» WHAT TO DO: Scan the listing below and copy each line holding the word "Escenas".

» INPUT DATA:

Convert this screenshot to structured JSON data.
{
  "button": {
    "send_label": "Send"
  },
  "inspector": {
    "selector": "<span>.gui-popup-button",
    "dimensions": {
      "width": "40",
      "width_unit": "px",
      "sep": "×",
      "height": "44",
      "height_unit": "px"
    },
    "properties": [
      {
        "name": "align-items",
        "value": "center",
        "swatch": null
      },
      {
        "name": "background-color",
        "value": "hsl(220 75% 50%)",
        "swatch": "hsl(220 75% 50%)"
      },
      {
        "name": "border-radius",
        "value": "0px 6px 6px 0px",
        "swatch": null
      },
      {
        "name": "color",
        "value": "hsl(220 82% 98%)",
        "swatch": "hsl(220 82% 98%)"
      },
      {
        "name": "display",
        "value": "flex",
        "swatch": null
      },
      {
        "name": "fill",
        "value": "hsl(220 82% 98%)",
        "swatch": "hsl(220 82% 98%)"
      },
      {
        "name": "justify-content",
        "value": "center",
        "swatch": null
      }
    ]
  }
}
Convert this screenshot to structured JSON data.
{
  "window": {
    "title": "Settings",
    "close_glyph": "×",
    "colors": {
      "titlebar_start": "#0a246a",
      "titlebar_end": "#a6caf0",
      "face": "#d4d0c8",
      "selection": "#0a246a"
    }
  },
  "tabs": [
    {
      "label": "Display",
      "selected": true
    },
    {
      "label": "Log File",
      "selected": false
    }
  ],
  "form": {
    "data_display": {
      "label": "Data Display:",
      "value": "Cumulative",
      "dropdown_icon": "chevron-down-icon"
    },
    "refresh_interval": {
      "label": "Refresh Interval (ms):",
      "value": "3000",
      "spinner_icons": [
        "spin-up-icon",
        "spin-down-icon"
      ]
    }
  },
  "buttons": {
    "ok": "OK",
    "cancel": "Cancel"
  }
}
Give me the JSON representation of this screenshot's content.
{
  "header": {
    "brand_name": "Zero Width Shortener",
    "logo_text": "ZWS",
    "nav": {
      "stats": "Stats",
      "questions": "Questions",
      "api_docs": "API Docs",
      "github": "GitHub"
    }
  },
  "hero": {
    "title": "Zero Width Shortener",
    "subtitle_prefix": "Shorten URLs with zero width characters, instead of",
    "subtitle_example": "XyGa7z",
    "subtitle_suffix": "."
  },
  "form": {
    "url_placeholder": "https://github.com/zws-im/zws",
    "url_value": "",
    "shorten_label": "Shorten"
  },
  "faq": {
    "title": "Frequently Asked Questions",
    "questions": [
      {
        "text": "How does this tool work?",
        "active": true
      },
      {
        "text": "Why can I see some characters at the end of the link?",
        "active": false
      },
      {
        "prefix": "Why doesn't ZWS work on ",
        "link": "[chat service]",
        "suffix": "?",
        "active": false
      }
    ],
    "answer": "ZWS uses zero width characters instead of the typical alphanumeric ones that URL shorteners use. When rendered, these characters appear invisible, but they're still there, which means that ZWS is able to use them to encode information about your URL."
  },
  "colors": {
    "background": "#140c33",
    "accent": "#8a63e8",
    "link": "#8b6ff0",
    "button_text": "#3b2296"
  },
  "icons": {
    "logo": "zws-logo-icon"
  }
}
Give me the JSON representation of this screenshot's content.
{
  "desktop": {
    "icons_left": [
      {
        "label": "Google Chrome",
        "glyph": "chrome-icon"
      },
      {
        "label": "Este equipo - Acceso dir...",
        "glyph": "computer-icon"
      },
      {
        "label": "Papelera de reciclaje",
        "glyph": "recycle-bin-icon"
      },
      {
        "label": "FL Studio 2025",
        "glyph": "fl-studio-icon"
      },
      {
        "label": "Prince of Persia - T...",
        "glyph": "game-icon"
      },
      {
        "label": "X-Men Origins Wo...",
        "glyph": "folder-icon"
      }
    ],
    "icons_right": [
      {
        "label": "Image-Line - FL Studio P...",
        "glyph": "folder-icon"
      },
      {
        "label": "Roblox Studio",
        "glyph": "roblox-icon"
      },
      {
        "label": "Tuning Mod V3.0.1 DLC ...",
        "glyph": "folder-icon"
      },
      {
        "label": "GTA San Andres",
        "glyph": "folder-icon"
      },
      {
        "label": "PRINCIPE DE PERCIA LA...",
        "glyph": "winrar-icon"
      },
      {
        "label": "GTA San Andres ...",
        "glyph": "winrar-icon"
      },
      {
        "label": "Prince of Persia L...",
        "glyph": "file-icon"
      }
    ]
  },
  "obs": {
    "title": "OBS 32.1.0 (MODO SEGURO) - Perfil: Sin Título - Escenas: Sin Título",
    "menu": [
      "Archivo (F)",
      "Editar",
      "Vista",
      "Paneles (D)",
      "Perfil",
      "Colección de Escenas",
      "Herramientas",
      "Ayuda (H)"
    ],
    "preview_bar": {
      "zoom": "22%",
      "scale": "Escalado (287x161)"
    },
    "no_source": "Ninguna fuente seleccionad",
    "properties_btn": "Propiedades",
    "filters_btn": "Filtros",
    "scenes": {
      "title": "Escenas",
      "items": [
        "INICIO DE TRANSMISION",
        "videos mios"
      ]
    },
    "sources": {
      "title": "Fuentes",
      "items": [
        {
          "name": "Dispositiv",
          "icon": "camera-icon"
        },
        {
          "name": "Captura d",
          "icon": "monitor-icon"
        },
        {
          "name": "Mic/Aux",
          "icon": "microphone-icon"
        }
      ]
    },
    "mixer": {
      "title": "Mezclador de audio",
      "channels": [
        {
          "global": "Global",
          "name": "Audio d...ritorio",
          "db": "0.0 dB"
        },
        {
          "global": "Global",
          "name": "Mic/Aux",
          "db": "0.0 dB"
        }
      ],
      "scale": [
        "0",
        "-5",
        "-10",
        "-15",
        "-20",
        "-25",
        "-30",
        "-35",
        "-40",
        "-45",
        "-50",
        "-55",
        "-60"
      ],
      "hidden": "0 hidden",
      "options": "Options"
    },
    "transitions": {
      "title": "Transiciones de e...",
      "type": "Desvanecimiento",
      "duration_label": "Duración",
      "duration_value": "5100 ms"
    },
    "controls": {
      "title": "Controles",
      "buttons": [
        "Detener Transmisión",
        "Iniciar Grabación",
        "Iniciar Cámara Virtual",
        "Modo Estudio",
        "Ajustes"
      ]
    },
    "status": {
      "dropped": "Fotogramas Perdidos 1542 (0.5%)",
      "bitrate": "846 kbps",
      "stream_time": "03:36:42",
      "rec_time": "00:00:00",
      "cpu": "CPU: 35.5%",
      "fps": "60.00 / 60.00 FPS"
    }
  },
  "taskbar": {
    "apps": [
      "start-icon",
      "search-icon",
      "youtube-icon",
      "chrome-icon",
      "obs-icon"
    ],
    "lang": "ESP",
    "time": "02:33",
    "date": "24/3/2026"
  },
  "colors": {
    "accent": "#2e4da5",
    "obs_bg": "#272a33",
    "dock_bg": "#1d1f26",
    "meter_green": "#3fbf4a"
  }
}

» ANSWER SECTION:
    "title": "OBS 32.1.0 (MODO SEGURO) - Perfil: Sin Título - Escenas: Sin Título",
      "Colección de Escenas",
      "title": "Escenas",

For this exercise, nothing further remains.